- _Input_
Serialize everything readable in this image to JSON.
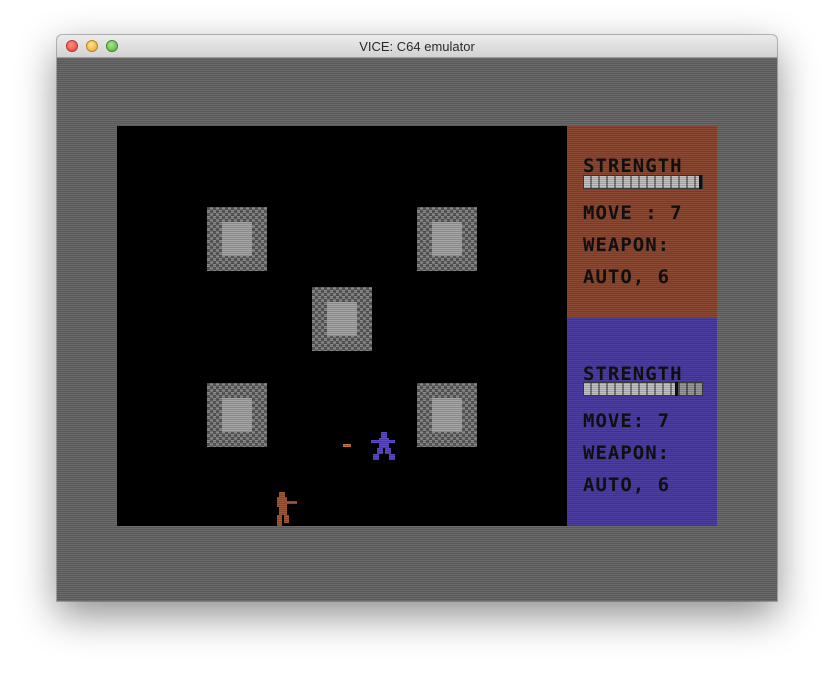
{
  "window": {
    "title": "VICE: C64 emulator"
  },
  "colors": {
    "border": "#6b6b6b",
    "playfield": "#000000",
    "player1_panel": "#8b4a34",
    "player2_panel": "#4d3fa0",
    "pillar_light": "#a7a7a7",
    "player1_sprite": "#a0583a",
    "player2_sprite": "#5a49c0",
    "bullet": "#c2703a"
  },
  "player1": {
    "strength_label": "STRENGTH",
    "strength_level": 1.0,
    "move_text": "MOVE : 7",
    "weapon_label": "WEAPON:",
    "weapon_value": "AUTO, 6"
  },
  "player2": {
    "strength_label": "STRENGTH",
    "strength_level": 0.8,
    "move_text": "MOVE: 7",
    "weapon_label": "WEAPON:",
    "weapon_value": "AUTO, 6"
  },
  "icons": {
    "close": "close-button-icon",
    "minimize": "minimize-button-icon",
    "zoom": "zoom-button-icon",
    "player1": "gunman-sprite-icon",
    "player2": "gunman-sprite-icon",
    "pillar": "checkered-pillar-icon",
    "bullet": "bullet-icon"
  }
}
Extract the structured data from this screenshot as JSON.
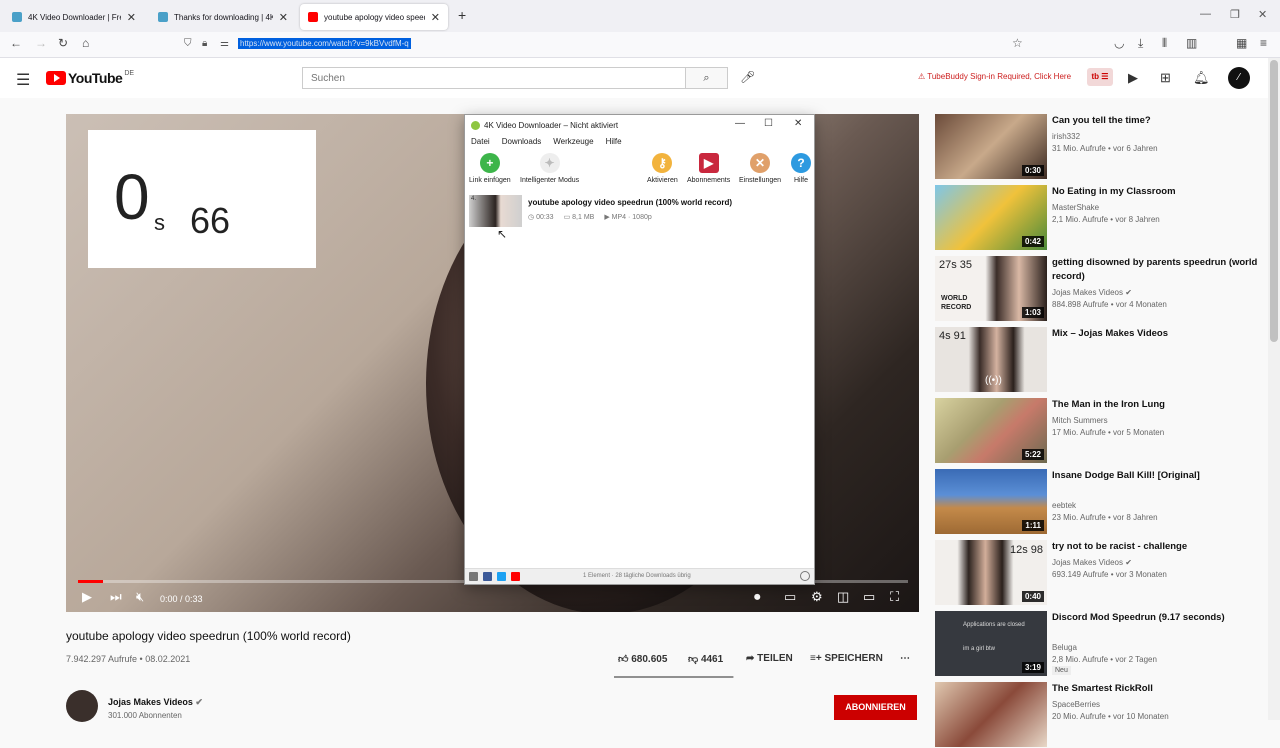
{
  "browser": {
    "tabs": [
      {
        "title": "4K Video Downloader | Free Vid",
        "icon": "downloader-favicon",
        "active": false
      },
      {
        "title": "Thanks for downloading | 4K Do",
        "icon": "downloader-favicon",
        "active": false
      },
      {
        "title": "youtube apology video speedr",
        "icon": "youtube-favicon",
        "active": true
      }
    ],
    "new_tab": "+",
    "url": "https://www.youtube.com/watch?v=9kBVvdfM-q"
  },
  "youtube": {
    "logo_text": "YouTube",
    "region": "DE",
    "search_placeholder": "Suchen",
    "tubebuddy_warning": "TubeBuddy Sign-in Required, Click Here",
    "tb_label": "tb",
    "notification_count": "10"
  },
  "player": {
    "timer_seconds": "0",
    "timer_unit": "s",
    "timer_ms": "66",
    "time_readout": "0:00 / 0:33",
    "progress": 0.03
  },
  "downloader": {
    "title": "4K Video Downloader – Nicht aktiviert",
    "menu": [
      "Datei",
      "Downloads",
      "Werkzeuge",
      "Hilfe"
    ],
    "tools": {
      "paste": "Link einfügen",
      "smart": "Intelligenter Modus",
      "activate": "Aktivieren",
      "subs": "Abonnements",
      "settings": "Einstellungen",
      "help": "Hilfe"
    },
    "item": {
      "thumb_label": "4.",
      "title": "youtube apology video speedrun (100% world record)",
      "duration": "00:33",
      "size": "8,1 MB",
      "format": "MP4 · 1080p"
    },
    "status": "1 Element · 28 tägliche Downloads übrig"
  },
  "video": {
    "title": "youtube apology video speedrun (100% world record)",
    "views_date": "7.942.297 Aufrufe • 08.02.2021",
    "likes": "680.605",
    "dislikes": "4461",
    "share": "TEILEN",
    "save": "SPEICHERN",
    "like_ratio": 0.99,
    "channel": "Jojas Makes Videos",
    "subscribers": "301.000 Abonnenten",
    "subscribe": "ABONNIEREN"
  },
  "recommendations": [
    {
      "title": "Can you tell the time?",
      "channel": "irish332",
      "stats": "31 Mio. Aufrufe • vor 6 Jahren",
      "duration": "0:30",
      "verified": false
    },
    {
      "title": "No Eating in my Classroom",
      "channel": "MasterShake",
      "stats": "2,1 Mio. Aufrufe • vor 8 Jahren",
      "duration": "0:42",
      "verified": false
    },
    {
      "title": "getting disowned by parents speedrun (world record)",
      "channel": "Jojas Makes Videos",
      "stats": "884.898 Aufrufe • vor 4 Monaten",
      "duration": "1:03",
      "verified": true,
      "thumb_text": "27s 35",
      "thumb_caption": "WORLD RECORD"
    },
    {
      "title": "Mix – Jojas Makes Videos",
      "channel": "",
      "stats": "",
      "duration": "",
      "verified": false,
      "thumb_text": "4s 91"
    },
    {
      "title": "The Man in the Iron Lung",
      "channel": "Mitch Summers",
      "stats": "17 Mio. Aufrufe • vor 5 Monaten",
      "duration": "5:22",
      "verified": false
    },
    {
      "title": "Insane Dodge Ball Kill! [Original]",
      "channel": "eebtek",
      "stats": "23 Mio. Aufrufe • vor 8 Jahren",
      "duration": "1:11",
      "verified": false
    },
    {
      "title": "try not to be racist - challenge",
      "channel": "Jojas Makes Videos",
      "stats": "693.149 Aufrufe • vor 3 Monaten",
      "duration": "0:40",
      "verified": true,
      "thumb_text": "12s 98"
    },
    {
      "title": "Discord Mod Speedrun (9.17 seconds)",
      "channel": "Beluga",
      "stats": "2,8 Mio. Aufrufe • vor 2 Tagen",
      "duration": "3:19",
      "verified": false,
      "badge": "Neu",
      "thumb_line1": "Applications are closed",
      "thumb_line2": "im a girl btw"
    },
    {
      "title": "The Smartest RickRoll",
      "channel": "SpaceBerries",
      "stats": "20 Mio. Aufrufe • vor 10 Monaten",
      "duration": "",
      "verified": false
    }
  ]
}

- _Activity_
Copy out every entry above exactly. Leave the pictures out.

- _Task answer_
Serialize everything readable in this image to JSON.
{
  "window": {
    "title": "VICE: C64 emulator"
  },
  "colors": {
    "border": "#6b6b6b",
    "playfield": "#000000",
    "player1_panel": "#8b4a34",
    "player2_panel": "#4d3fa0",
    "pillar_light": "#a7a7a7",
    "player1_sprite": "#a0583a",
    "player2_sprite": "#5a49c0",
    "bullet": "#c2703a"
  },
  "player1": {
    "strength_label": "STRENGTH",
    "strength_level": 1.0,
    "move_text": "MOVE : 7",
    "weapon_label": "WEAPON:",
    "weapon_value": "AUTO, 6"
  },
  "player2": {
    "strength_label": "STRENGTH",
    "strength_level": 0.8,
    "move_text": "MOVE: 7",
    "weapon_label": "WEAPON:",
    "weapon_value": "AUTO, 6"
  },
  "icons": {
    "close": "close-button-icon",
    "minimize": "minimize-button-icon",
    "zoom": "zoom-button-icon",
    "player1": "gunman-sprite-icon",
    "player2": "gunman-sprite-icon",
    "pillar": "checkered-pillar-icon",
    "bullet": "bullet-icon"
  }
}
Extract the structured data from this screenshot as JSON.
{
  "browser": {
    "tabs": [
      {
        "title": "4K Video Downloader | Free Vid",
        "icon": "downloader-favicon",
        "active": false
      },
      {
        "title": "Thanks for downloading | 4K Do",
        "icon": "downloader-favicon",
        "active": false
      },
      {
        "title": "youtube apology video speedr",
        "icon": "youtube-favicon",
        "active": true
      }
    ],
    "new_tab": "+",
    "url": "https://www.youtube.com/watch?v=9kBVvdfM-q"
  },
  "youtube": {
    "logo_text": "YouTube",
    "region": "DE",
    "search_placeholder": "Suchen",
    "tubebuddy_warning": "TubeBuddy Sign-in Required, Click Here",
    "tb_label": "tb",
    "notification_count": "10"
  },
  "player": {
    "timer_seconds": "0",
    "timer_unit": "s",
    "timer_ms": "66",
    "time_readout": "0:00 / 0:33",
    "progress": 0.03
  },
  "downloader": {
    "title": "4K Video Downloader – Nicht aktiviert",
    "menu": [
      "Datei",
      "Downloads",
      "Werkzeuge",
      "Hilfe"
    ],
    "tools": {
      "paste": "Link einfügen",
      "smart": "Intelligenter Modus",
      "activate": "Aktivieren",
      "subs": "Abonnements",
      "settings": "Einstellungen",
      "help": "Hilfe"
    },
    "item": {
      "thumb_label": "4.",
      "title": "youtube apology video speedrun (100% world record)",
      "duration": "00:33",
      "size": "8,1 MB",
      "format": "MP4 · 1080p"
    },
    "status": "1 Element · 28 tägliche Downloads übrig"
  },
  "video": {
    "title": "youtube apology video speedrun (100% world record)",
    "views_date": "7.942.297 Aufrufe • 08.02.2021",
    "likes": "680.605",
    "dislikes": "4461",
    "share": "TEILEN",
    "save": "SPEICHERN",
    "like_ratio": 0.99,
    "channel": "Jojas Makes Videos",
    "subscribers": "301.000 Abonnenten",
    "subscribe": "ABONNIEREN"
  },
  "recommendations": [
    {
      "title": "Can you tell the time?",
      "channel": "irish332",
      "stats": "31 Mio. Aufrufe • vor 6 Jahren",
      "duration": "0:30",
      "verified": false
    },
    {
      "title": "No Eating in my Classroom",
      "channel": "MasterShake",
      "stats": "2,1 Mio. Aufrufe • vor 8 Jahren",
      "duration": "0:42",
      "verified": false
    },
    {
      "title": "getting disowned by parents speedrun (world record)",
      "channel": "Jojas Makes Videos",
      "stats": "884.898 Aufrufe • vor 4 Monaten",
      "duration": "1:03",
      "verified": true,
      "thumb_text": "27s 35",
      "thumb_caption": "WORLD RECORD"
    },
    {
      "title": "Mix – Jojas Makes Videos",
      "channel": "",
      "stats": "",
      "duration": "",
      "verified": false,
      "thumb_text": "4s 91"
    },
    {
      "title": "The Man in the Iron Lung",
      "channel": "Mitch Summers",
      "stats": "17 Mio. Aufrufe • vor 5 Monaten",
      "duration": "5:22",
      "verified": false
    },
    {
      "title": "Insane Dodge Ball Kill! [Original]",
      "channel": "eebtek",
      "stats": "23 Mio. Aufrufe • vor 8 Jahren",
      "duration": "1:11",
      "verified": false
    },
    {
      "title": "try not to be racist - challenge",
      "channel": "Jojas Makes Videos",
      "stats": "693.149 Aufrufe • vor 3 Monaten",
      "duration": "0:40",
      "verified": true,
      "thumb_text": "12s 98"
    },
    {
      "title": "Discord Mod Speedrun (9.17 seconds)",
      "channel": "Beluga",
      "stats": "2,8 Mio. Aufrufe • vor 2 Tagen",
      "duration": "3:19",
      "verified": false,
      "badge": "Neu",
      "thumb_line1": "Applications are closed",
      "thumb_line2": "im a girl btw"
    },
    {
      "title": "The Smartest RickRoll",
      "channel": "SpaceBerries",
      "stats": "20 Mio. Aufrufe • vor 10 Monaten",
      "duration": "",
      "verified": false
    }
  ]
}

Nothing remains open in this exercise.